    The people retain the right to form their own judgements about how well or how badly someone represents their interests in Washington – its called an election. The only purpose that term limits could possibly serve is to prevent the election of someone who the people wish to see elected. It is a sabotage to democracy, usually pushed by those who explicitly want government to fail.
    What is your reason?

  6. SKI says:

    All term limits do is limit the choice of voters. I wonder how Doug reconciles his libertarian views with this paternalistic demand for term limits.

    Oh, wait. No I don’t…

  7. grewgills says:

    we need an end to the kind of nepotism that he represents

    How many times do you have to be reelected for it to no longer be nepotism. He’s been in office over 50 years. Most of the people that voted him in to his last several terms probably know next to nothing about his father.

  8. Tano says:

    Nepotism means the granting of favors to relatives.
    John Dingell was sent to Washington by the voters, not by his father.
    If his wife succeeds him in office, it will be because the voters send her there, not because he has appointed her.

    It is simply lazy, inflammatory rhetoric to refer to these type of situations as nepotism. There is nothing inherently wrong with the relative of an incumbent putting themselves forward as a potential successor. Nor is there anything wrong with the incumbent endorsing his relative. So long as the decision rests with the voters, there is no problem.

  9. OzarkHillbilly says:

    Nearly six decades was too long for John Dingell Jr., and more than 80 years has been way too long for a Dingell family that seems to think it is entitled to a seat in Congress.

    There is a congressional district in Michigan that disagrees with you Doug. And no, you don’t get a vote.

    In additi0n to term limits that would make the kind of record that Dingell set impossible in the future, we need an end to the kind of nepotism that he represents.

    Why do you hate democracy Doug? Something tells me you think the situation in Detroit is just peaches and cream! Ohhhh, if only you were governor of Michigan, then you could tell those voters who would represent them too!

  10. Remy says:

    John Dingell is an example of exactly why term limits are so stupid. Agree or disagree with him politically, you can’t dispute that Dingell did his job as a congressman. He built real expertise in the policy areas relevant to his energy and commerce committee and was substantively involved in just about every major law of the last 50 years. Congress would have been a much poorer and less effective place had Dingell been limited to 10 or 12 years.

  11. Trumwill says:

    I have actually come around on term limits. Used to be opposed to them, but am now in favor if them. Nothing close to what the Republicans were talking about in the 90’s. If you’re a good congressperson, you should be able to do it for a good long while. Just not indefinitely. So I’d favor something like 24 years. Comparatively few would be affected.

  12. PJ says:

    Btw, Doug, didn’t you give money to Rand Paul, the son of Ron Paul?

    But then, I’m unsure about what your definition of nepotism is, because, as already pointed out by others, it doesn’t seem to have much to do with the general definition of nepotism.

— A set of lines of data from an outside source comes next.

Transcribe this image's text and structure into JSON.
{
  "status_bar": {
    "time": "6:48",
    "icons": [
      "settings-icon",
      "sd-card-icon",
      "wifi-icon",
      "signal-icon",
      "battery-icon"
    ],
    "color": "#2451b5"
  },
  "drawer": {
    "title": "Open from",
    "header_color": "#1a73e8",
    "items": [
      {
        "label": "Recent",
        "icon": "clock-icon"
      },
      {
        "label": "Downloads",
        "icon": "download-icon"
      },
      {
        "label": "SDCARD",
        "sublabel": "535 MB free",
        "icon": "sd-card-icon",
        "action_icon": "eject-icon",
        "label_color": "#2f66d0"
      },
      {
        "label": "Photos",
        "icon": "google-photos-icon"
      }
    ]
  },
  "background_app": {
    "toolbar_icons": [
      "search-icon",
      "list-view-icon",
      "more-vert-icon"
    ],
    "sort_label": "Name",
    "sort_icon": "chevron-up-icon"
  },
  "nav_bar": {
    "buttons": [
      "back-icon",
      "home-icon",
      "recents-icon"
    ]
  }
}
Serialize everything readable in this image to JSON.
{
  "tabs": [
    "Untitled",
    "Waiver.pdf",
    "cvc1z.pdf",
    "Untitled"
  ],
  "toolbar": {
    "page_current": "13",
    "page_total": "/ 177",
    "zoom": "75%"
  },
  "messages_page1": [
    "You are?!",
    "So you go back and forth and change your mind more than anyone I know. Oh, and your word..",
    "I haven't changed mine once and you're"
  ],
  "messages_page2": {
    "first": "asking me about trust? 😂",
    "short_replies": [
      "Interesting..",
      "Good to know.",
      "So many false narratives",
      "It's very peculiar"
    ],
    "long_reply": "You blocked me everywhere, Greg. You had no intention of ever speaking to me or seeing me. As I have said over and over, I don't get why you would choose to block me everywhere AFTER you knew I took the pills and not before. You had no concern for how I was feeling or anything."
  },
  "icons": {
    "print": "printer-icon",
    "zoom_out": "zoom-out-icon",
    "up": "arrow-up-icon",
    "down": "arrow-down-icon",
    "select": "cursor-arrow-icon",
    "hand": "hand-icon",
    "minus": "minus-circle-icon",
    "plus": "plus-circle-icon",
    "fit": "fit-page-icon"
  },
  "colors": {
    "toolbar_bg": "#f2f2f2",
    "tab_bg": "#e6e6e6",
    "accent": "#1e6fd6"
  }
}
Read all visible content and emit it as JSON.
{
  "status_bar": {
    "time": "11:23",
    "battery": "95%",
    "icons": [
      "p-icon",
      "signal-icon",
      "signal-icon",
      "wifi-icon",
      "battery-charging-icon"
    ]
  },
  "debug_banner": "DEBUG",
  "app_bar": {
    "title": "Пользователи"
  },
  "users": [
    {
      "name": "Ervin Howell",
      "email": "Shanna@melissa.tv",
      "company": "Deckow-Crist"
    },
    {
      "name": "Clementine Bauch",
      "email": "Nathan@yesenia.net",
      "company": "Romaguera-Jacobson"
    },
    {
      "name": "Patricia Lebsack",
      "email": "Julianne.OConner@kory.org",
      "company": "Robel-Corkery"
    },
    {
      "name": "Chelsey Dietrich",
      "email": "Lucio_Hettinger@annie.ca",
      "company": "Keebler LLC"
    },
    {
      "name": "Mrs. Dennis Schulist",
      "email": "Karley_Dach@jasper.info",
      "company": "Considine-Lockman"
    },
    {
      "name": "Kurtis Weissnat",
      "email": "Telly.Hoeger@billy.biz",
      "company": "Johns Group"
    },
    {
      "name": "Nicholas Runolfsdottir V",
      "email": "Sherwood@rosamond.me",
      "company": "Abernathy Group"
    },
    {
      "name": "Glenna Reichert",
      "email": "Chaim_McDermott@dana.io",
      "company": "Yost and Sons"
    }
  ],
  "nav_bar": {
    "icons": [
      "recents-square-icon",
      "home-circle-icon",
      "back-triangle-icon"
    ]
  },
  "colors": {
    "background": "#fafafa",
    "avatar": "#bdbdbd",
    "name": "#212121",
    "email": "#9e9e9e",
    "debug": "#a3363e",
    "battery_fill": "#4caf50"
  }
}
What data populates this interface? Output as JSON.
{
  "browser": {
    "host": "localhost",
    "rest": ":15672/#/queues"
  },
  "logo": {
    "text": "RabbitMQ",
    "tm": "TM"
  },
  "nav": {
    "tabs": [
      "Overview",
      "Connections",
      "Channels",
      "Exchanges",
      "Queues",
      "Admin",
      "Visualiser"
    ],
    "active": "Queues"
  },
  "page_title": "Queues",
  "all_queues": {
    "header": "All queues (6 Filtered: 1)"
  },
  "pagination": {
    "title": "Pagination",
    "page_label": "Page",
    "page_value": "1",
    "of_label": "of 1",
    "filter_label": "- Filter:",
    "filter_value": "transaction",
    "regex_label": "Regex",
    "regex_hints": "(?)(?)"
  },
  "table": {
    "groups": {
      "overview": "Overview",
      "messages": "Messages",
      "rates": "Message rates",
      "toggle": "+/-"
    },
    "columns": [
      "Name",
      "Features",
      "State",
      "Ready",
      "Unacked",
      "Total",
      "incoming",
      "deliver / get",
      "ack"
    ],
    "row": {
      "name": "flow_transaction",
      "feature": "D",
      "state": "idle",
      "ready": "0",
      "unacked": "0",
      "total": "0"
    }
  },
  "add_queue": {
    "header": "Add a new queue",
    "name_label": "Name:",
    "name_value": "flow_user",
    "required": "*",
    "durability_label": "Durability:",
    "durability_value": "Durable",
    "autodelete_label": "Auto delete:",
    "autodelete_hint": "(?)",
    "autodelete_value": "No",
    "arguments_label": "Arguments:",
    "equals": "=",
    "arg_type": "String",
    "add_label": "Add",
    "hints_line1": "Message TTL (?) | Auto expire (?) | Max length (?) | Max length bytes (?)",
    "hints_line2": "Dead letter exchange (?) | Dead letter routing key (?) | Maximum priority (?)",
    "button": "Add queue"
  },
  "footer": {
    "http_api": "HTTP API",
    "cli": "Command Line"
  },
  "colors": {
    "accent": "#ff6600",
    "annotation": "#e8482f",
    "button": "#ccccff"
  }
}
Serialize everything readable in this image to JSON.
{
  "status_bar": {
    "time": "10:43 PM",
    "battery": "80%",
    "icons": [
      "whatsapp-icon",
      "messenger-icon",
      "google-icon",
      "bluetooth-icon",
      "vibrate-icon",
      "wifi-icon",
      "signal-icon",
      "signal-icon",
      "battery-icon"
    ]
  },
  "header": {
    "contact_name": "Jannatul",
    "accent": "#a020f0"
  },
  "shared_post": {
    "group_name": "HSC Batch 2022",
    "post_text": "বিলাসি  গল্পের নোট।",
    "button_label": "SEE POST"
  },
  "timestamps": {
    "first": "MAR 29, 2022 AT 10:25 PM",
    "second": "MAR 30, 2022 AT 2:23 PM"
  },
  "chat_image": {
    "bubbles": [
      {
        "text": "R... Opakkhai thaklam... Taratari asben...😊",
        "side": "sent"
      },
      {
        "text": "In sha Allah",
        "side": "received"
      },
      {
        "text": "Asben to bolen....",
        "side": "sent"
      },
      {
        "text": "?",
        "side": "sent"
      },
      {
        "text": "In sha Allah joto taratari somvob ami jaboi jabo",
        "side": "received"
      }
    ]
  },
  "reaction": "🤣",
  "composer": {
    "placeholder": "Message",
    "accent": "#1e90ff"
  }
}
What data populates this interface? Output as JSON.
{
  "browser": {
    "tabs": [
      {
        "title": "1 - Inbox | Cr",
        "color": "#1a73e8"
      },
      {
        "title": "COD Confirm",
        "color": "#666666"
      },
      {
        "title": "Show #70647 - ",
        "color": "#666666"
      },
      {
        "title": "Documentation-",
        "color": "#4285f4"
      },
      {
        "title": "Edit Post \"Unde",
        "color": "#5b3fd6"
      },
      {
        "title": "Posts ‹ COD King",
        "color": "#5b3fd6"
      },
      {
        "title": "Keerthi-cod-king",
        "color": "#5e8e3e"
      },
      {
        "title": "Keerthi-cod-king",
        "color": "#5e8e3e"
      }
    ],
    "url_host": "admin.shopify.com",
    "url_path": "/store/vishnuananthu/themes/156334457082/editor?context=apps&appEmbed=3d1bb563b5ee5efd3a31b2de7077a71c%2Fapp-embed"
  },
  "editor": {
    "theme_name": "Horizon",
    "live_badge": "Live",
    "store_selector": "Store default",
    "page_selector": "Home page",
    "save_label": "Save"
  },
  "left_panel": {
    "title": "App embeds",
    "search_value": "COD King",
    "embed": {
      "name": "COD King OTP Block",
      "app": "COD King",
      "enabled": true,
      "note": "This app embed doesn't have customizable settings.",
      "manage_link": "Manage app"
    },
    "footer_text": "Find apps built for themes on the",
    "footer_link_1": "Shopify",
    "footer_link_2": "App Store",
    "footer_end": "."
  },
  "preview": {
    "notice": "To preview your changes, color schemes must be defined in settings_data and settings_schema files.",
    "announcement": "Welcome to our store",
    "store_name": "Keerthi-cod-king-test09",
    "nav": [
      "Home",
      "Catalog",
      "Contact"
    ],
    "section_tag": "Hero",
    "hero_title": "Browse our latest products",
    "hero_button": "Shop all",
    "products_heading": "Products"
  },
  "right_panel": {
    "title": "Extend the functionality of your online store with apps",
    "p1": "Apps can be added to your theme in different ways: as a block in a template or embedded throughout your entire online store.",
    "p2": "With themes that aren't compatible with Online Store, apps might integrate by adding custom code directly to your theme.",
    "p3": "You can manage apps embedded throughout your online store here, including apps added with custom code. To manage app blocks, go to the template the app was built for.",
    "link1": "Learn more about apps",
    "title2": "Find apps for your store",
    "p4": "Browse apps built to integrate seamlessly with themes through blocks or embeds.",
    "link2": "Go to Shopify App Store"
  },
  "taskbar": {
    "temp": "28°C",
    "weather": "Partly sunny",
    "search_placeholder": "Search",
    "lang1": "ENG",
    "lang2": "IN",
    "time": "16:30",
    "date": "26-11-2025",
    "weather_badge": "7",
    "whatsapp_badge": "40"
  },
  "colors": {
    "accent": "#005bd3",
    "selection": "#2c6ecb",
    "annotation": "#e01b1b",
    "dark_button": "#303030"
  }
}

    Is it only “nepotism” if someone is running for the seat vacated by his or her relative?
    How about when yet another Kennedy is running for a seat in Massachusetts, even if that seat isn’t vacated by another Kennedy? Is that “nepotism” by your definition? When Hillary Clinton ran for a Senate seat in New York, was that your kind of “nepotism”?

    But I’m pretty sure that when Rand Paul, son of Ron, ran for a Senate seat in Kentucky, then that wasn’t “nepotism” according to your definition…

  13. JWH says:

    “This is not the same House that I served in,” Dingell said. “Ever since Samuel Morse invented the telegram, this place has gone downhill.”